Even though Verizon CTO Dick Lynch tried to stay away from the download-speed numbers game when we spoke to him recently about the company’s plans for Long Term Evolution, you can’t hide from the mainstream tech media’s need for simple figures for long. So it’s not a surprise to see a whole bunch of people taking the “LTE trial speeds of 50-60 Mbps” from Lynch’s presentation at the Mobile World Congress this week and running with that as a projected speed for Verizon’s eventual 4G wireless offering.
Our take? Don’t hold your breath waiting for those kind of speeds.

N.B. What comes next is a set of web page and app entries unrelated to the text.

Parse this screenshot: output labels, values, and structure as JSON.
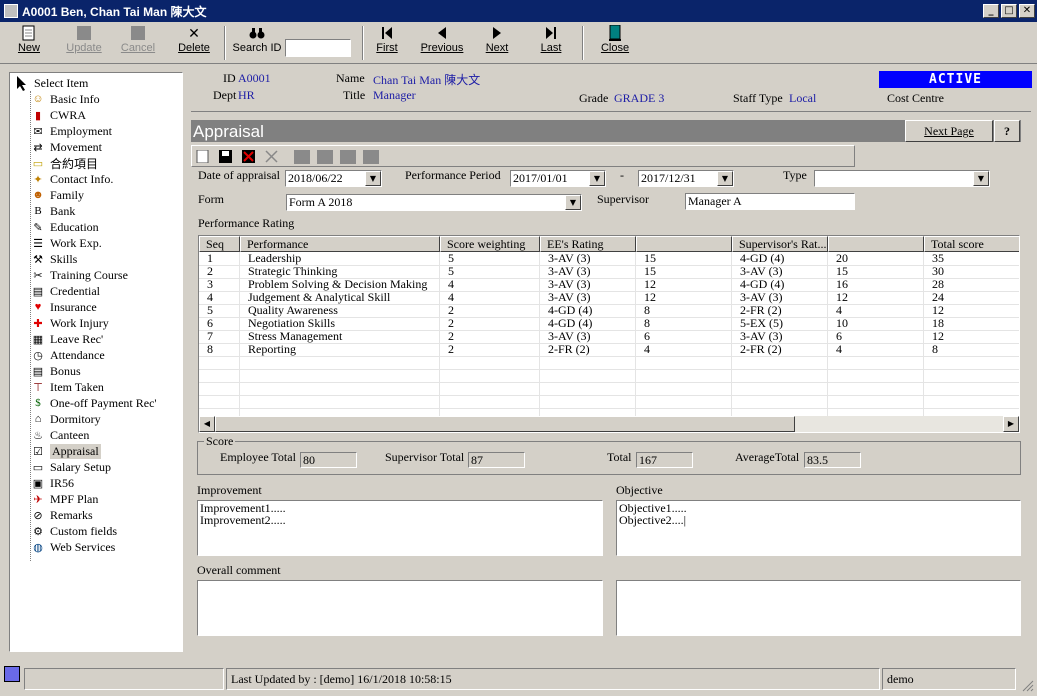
{
  "window": {
    "title": "A0001 Ben, Chan Tai Man 陳大文"
  },
  "toolbar": {
    "new": "New",
    "update": "Update",
    "cancel": "Cancel",
    "delete": "Delete",
    "search_id": "Search ID",
    "first": "First",
    "previous": "Previous",
    "next": "Next",
    "last": "Last",
    "close": "Close"
  },
  "tree": {
    "root": "Select Item",
    "items": [
      "Basic Info",
      "CWRA",
      "Employment",
      "Movement",
      "合約項目",
      "Contact Info.",
      "Family",
      "Bank",
      "Education",
      "Work Exp.",
      "Skills",
      "Training Course",
      "Credential",
      "Insurance",
      "Work Injury",
      "Leave Rec'",
      "Attendance",
      "Bonus",
      "Item Taken",
      "One-off Payment Rec'",
      "Dormitory",
      "Canteen",
      "Appraisal",
      "Salary Setup",
      "IR56",
      "MPF Plan",
      "Remarks",
      "Custom fields",
      "Web Services"
    ],
    "selected": "Appraisal"
  },
  "header": {
    "id_label": "ID",
    "id": "A0001",
    "dept_label": "Dept",
    "dept": "HR",
    "name_label": "Name",
    "name": "Chan Tai Man 陳大文",
    "title_label": "Title",
    "title": "Manager",
    "grade_label": "Grade",
    "grade": "GRADE 3",
    "stafftype_label": "Staff Type",
    "stafftype": "Local",
    "costcentre_label": "Cost Centre",
    "status": "ACTIVE"
  },
  "panel": {
    "title": "Appraisal",
    "next_page": "Next Page",
    "help": "?"
  },
  "form": {
    "date_label": "Date of appraisal",
    "date": "2018/06/22",
    "period_label": "Performance Period",
    "period_from": "2017/01/01",
    "dash": "-",
    "period_to": "2017/12/31",
    "type_label": "Type",
    "type": "",
    "form_label": "Form",
    "form": "Form A 2018",
    "supervisor_label": "Supervisor",
    "supervisor": "Manager A",
    "rating_label": "Performance Rating"
  },
  "grid": {
    "headers": [
      "Seq",
      "Performance",
      "Score weighting",
      "EE's Rating",
      "",
      "Supervisor's Rat...",
      "",
      "Total score"
    ],
    "rows": [
      [
        "1",
        "Leadership",
        "5",
        "3-AV (3)",
        "15",
        "4-GD (4)",
        "20",
        "35"
      ],
      [
        "2",
        "Strategic Thinking",
        "5",
        "3-AV (3)",
        "15",
        "3-AV (3)",
        "15",
        "30"
      ],
      [
        "3",
        "Problem Solving & Decision Making",
        "4",
        "3-AV (3)",
        "12",
        "4-GD (4)",
        "16",
        "28"
      ],
      [
        "4",
        "Judgement & Analytical Skill",
        "4",
        "3-AV (3)",
        "12",
        "3-AV (3)",
        "12",
        "24"
      ],
      [
        "5",
        "Quality Awareness",
        "2",
        "4-GD (4)",
        "8",
        "2-FR (2)",
        "4",
        "12"
      ],
      [
        "6",
        "Negotiation Skills",
        "2",
        "4-GD (4)",
        "8",
        "5-EX (5)",
        "10",
        "18"
      ],
      [
        "7",
        "Stress Management",
        "2",
        "3-AV (3)",
        "6",
        "3-AV (3)",
        "6",
        "12"
      ],
      [
        "8",
        "Reporting",
        "2",
        "2-FR (2)",
        "4",
        "2-FR (2)",
        "4",
        "8"
      ]
    ]
  },
  "score": {
    "group_label": "Score",
    "employee_total_label": "Employee Total",
    "employee_total": "80",
    "supervisor_total_label": "Supervisor Total",
    "supervisor_total": "87",
    "total_label": "Total",
    "total": "167",
    "average_label": "AverageTotal",
    "average": "83.5"
  },
  "improvement": {
    "label": "Improvement",
    "lines": [
      "Improvement1.....",
      "Improvement2....."
    ]
  },
  "objective": {
    "label": "Objective",
    "lines": [
      "Objective1.....",
      "Objective2....|"
    ]
  },
  "overall": {
    "label": "Overall comment"
  },
  "status": {
    "updated": "Last Updated by : [demo]  16/1/2018 10:58:15",
    "user": "demo"
  }
}
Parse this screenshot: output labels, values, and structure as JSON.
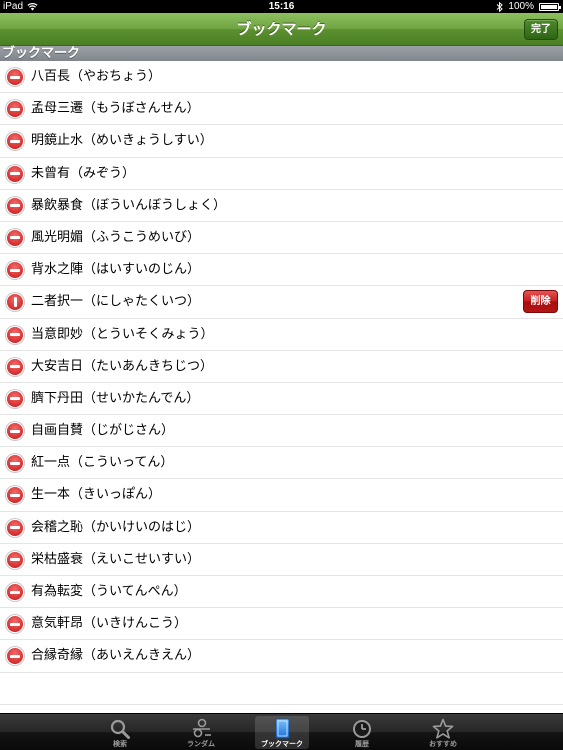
{
  "status_bar": {
    "device": "iPad",
    "time": "15:16",
    "battery": "100%"
  },
  "nav_bar": {
    "title": "ブックマーク",
    "done_label": "完了"
  },
  "section": {
    "header": "ブックマーク"
  },
  "bookmarks": [
    {
      "label": "八百長（やおちょう）"
    },
    {
      "label": "孟母三遷（もうぼさんせん）"
    },
    {
      "label": "明鏡止水（めいきょうしすい）"
    },
    {
      "label": "未曾有（みぞう）"
    },
    {
      "label": "暴飲暴食（ぼういんぼうしょく）"
    },
    {
      "label": "風光明媚（ふうこうめいび）"
    },
    {
      "label": "背水之陣（はいすいのじん）"
    },
    {
      "label": "二者択一（にしゃたくいつ）"
    },
    {
      "label": "当意即妙（とういそくみょう）"
    },
    {
      "label": "大安吉日（たいあんきちじつ）"
    },
    {
      "label": "臍下丹田（せいかたんでん）"
    },
    {
      "label": "自画自賛（じがじさん）"
    },
    {
      "label": "紅一点（こういってん）"
    },
    {
      "label": "生一本（きいっぽん）"
    },
    {
      "label": "会稽之恥（かいけいのはじ）"
    },
    {
      "label": "栄枯盛衰（えいこせいすい）"
    },
    {
      "label": "有為転変（ういてんぺん）"
    },
    {
      "label": "意気軒昂（いきけんこう）"
    },
    {
      "label": "合縁奇縁（あいえんきえん）"
    }
  ],
  "row_delete_label": "削除",
  "tabs": [
    {
      "label": "検索",
      "icon": "search-icon"
    },
    {
      "label": "ランダム",
      "icon": "random-icon"
    },
    {
      "label": "ブックマーク",
      "icon": "bookmark-icon"
    },
    {
      "label": "履歴",
      "icon": "history-icon"
    },
    {
      "label": "おすすめ",
      "icon": "star-icon"
    }
  ],
  "colors": {
    "nav_green": "#6fa341",
    "delete_red": "#c81414"
  }
}
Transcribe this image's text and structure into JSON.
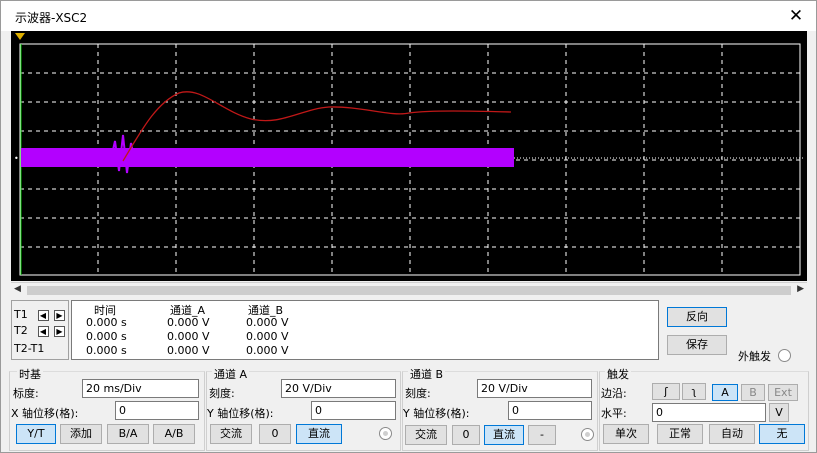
{
  "window": {
    "title": "示波器-XSC2",
    "close_glyph": "✕"
  },
  "colors": {
    "screen_bg": "#000000",
    "grid": "#ffffff",
    "trace_a": "#c01818",
    "trace_b": "#b300ff"
  },
  "cursors": {
    "t1": "T1",
    "t2": "T2",
    "t2t1": "T2-T1",
    "left_glyph": "◀",
    "right_glyph": "▶"
  },
  "readout": {
    "headers": {
      "time": "时间",
      "chan_a": "通道_A",
      "chan_b": "通道_B"
    },
    "rows": [
      {
        "time": "0.000 s",
        "a": "0.000 V",
        "b": "0.000 V"
      },
      {
        "time": "0.000 s",
        "a": "0.000 V",
        "b": "0.000 V"
      },
      {
        "time": "0.000 s",
        "a": "0.000 V",
        "b": "0.000 V"
      }
    ]
  },
  "side_buttons": {
    "reverse": "反向",
    "save": "保存",
    "ext_trigger": "外触发"
  },
  "timebase": {
    "title": "时基",
    "scale_label": "标度:",
    "scale_value": "20 ms/Div",
    "xpos_label": "X 轴位移(格):",
    "xpos_value": "0",
    "buttons": [
      "Y/T",
      "添加",
      "B/A",
      "A/B"
    ]
  },
  "channel_a": {
    "title": "通道 A",
    "scale_label": "刻度:",
    "scale_value": "20  V/Div",
    "ypos_label": "Y 轴位移(格):",
    "ypos_value": "0",
    "buttons": [
      "交流",
      "0",
      "直流"
    ]
  },
  "channel_b": {
    "title": "通道 B",
    "scale_label": "刻度:",
    "scale_value": "20  V/Div",
    "ypos_label": "Y 轴位移(格):",
    "ypos_value": "0",
    "buttons": [
      "交流",
      "0",
      "直流",
      "-"
    ]
  },
  "trigger": {
    "title": "触发",
    "edge_label": "边沿:",
    "level_label": "水平:",
    "level_value": "0",
    "level_unit": "V",
    "edge_rise_glyph": "ʃ",
    "edge_fall_glyph": "ʅ",
    "source_buttons": [
      "A",
      "B",
      "Ext"
    ],
    "mode_buttons": [
      "单次",
      "正常",
      "自动",
      "无"
    ]
  }
}
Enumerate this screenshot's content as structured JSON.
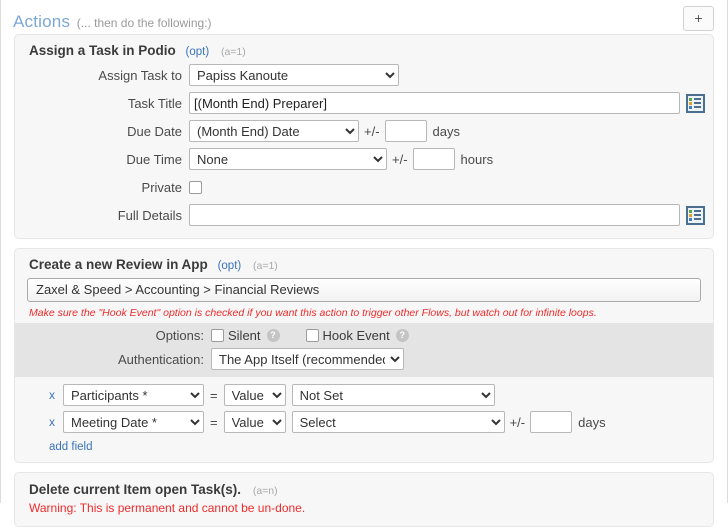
{
  "header": {
    "title": "Actions",
    "subtitle": "(... then do the following:)",
    "add_button_label": "+"
  },
  "panels": {
    "assign_task": {
      "title": "Assign a Task in Podio",
      "opt_tag": "(opt)",
      "count_tag": "(a=1)",
      "fields": {
        "assign_to_label": "Assign Task to",
        "assign_to_value": "Papiss Kanoute",
        "task_title_label": "Task Title",
        "task_title_value": "[(Month End) Preparer]",
        "due_date_label": "Due Date",
        "due_date_value": "(Month End) Date",
        "due_date_offset": "",
        "due_date_unit": "days",
        "due_time_label": "Due Time",
        "due_time_value": "None",
        "due_time_offset": "",
        "due_time_unit": "hours",
        "private_label": "Private",
        "full_details_label": "Full Details",
        "full_details_value": "",
        "plus_minus": "+/-"
      }
    },
    "create_review": {
      "title": "Create a new Review in App",
      "opt_tag": "(opt)",
      "count_tag": "(a=1)",
      "app_path": "Zaxel & Speed > Accounting > Financial Reviews",
      "warning": "Make sure the \"Hook Event\" option is checked if you want this action to trigger other Flows, but watch out for infinite loops.",
      "options_label": "Options:",
      "option_silent": "Silent",
      "option_hook_event": "Hook Event",
      "help_glyph": "?",
      "authentication_label": "Authentication:",
      "authentication_value": "The App Itself (recommended)",
      "remove_glyph": "x",
      "equals_glyph": "=",
      "plus_minus": "+/-",
      "add_field_label": "add field",
      "mappings": [
        {
          "field": "Participants *",
          "operator": "Value",
          "value": "Not Set",
          "offset": "",
          "unit": ""
        },
        {
          "field": "Meeting Date *",
          "operator": "Value",
          "value": "Select",
          "offset": "",
          "unit": "days"
        }
      ]
    },
    "delete_tasks": {
      "title": "Delete current Item open Task(s).",
      "count_tag": "(a=n)",
      "warning": "Warning: This is permanent and cannot be un-done."
    }
  },
  "colors": {
    "title_blue": "#7ba7d7",
    "link_blue": "#3b73b9",
    "warning_red": "#ef2b2b",
    "panel_bg": "#f7f7f7",
    "band_bg": "#e4e4e4"
  }
}
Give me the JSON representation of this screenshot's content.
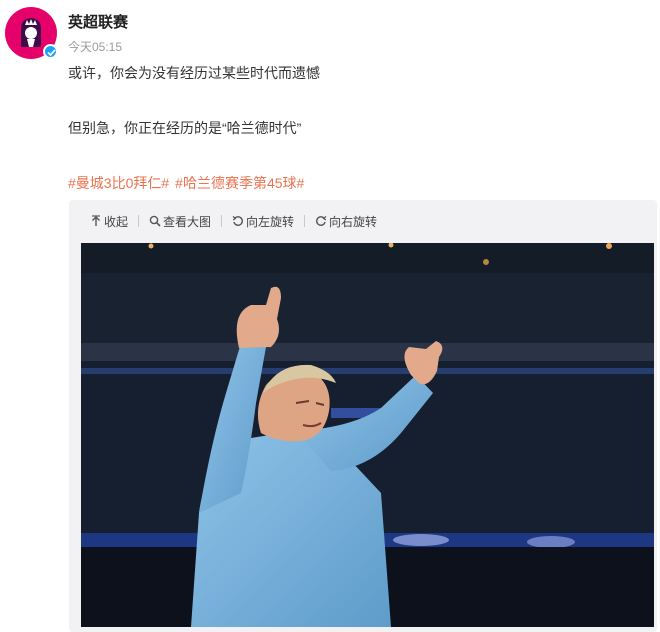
{
  "account": {
    "name": "英超联赛",
    "time": "今天05:15"
  },
  "post": {
    "line1": "或许，你会为没有经历过某些时代而遗憾",
    "line2": "但别急，你正在经历的是“哈兰德时代”",
    "hashtags": [
      "#曼城3比0拜仁#",
      "#哈兰德赛季第45球#"
    ]
  },
  "media_toolbar": {
    "collapse": "收起",
    "view_large": "查看大图",
    "rotate_left": "向左旋转",
    "rotate_right": "向右旋转"
  },
  "colors": {
    "hashtag": "#eb7350",
    "avatar_bg": "#e5006a",
    "verified": "#1da1f2"
  },
  "icons": [
    "premier-league-lion-icon",
    "verified-icon",
    "collapse-icon",
    "search-icon",
    "rotate-left-icon",
    "rotate-right-icon"
  ]
}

With the limited amount of spectrum Verizon has available at 700 MHz, a safer guess would be seeing them offering someting in the range of 10-15 Mbps download speeds — not revolutionary, but certainly a magnitude of order better than Verizon’s current pokey 3G offering.
So far, Lynch and Verizon won’t pin down any specifics of their planned deployments. But when they do, the key one to look for is the channel size — specifically, how wide of a channel Verizon will use to pump out that wireless LTE data. There’s a lot of wireless-physics details involved, but a simple rule of thumb is that for best results you want to deploy three equal-sized channels for maximum coverage and minimal interference. Since Verizon only has 20 Mhz of spectrum “depth” in its 700 MHz frequency holdings, the best it can probably hope for is 5 MHz channels — which is a far smaller pipe than the 20 MHz channels used for those 50-60 Mbps tests.
At the very least, Verizon’s aggressiveness on the LTE publicity front seems to have stirred the pot at AT&T, which announced the first tentative dates for its slower-paced LTE rollout. Motorola, which offers some good LTE info on its websites, didn’t get any of the Verizon infrastructure pie, with those deals going instead to Alcatel-Lucent and Ericsson.
The key line from the Verizon press release to remember should be this one:
These field trials have demonstrated download rates of 50 to 60 Mbps peak speeds, though actual average download results will not be determined until the commercial launch of the new Verizon Wireless LTE network.
That will be a number worth waiting to hear.